Napoleon returns from Elba.John Bull's trials, however, were in reality just commencing. Only seven months before he had held a grand "jubilee" in the parks, to celebrate the return of peace, treating his little difficulty with the Americans as a bagatelle not worth serious consideration.
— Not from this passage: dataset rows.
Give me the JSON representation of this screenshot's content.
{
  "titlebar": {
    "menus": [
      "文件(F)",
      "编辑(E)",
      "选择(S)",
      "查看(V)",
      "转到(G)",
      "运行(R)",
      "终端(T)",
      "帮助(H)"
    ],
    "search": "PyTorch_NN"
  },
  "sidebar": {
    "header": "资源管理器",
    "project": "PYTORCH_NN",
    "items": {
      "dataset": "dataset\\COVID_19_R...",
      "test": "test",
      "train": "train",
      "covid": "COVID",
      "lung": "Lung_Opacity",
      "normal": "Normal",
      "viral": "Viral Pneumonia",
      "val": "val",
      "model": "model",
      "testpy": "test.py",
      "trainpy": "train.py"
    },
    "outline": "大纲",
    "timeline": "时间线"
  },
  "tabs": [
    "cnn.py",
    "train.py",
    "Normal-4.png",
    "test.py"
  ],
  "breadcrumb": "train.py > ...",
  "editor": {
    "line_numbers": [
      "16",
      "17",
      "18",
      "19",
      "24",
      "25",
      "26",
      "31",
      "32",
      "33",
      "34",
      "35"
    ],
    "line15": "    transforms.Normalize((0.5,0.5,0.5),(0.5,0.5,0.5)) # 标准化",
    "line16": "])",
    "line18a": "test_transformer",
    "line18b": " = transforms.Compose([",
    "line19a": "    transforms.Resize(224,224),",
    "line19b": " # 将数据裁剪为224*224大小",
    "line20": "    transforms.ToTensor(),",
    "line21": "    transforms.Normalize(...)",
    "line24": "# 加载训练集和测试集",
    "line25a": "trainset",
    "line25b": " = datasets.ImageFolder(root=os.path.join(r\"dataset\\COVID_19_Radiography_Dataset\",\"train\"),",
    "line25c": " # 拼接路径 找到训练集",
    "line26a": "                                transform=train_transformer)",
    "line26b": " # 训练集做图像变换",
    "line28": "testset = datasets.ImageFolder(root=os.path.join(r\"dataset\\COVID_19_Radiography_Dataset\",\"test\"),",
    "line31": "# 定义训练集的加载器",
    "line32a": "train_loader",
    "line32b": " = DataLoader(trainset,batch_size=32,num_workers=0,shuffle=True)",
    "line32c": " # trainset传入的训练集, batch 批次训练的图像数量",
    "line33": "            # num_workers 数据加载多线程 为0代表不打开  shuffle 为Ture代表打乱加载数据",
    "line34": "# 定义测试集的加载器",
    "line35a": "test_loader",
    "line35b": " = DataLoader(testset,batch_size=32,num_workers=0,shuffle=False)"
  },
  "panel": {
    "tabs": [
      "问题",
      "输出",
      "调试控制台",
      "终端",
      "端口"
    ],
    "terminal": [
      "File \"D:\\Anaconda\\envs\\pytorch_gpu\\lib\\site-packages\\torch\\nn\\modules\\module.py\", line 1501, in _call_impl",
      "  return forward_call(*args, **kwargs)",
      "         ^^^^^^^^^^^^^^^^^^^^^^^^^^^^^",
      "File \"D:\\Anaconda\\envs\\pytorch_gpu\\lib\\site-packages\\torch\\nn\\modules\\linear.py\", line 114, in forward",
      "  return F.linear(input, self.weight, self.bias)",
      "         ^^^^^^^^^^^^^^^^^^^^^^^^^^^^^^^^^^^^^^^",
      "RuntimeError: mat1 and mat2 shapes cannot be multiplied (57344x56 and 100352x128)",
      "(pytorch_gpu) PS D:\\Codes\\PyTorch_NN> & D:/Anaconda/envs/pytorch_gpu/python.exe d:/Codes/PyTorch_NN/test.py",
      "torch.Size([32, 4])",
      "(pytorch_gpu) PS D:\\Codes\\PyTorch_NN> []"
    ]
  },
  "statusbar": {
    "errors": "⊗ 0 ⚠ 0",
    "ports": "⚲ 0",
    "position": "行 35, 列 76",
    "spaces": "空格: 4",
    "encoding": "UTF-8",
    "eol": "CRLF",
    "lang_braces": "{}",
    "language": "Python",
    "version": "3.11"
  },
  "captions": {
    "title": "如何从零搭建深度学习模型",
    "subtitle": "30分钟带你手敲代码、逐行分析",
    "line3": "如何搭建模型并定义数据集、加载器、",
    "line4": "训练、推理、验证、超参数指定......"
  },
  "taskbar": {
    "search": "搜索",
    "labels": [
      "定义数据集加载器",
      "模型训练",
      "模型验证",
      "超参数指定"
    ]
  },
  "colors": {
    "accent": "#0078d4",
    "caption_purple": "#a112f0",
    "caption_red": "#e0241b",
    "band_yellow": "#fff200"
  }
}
Four months before that celebration, "his majesty the Emperor Napoleon" had formally "renounced for himself, his successors, etc., all right of sovereignty and dominion, as well to the French empire and the kingdom of Italy, as over every other country." In return for this concession, as if in absolute mockery, "the isle of Elba, adopted by his majesty the Emperor … as the place of his residence," was formed during his life into a separate principality, to "be possessed by him in full sovereignty and property," besides a certain annual revenue mentioned in the articles of treaty of the 18th of April, 1814. Here the Regent and his very good friends the allied sovereigns had been content to leave him, dreaming apparently, that the man whose military genius had held Europe at defiance, was disposed of "for ever and a day;" disregarding the feeble capacity of the Bourbon who succeeded him; the magic influence wielded by the man who thought the world too small for his ambition over a soldiery he had created and trained into perfection, and who regarded him in the light of a demi-god.

On the 26th of February, 1815, Bonaparte embarked at Porto Ferrago on board a brig, followed by four small vessels conveying about 1,000 men—French, Poles, Corsicans, Neapolitans, and natives of Elba. On the 1st of March the expedition anchored off the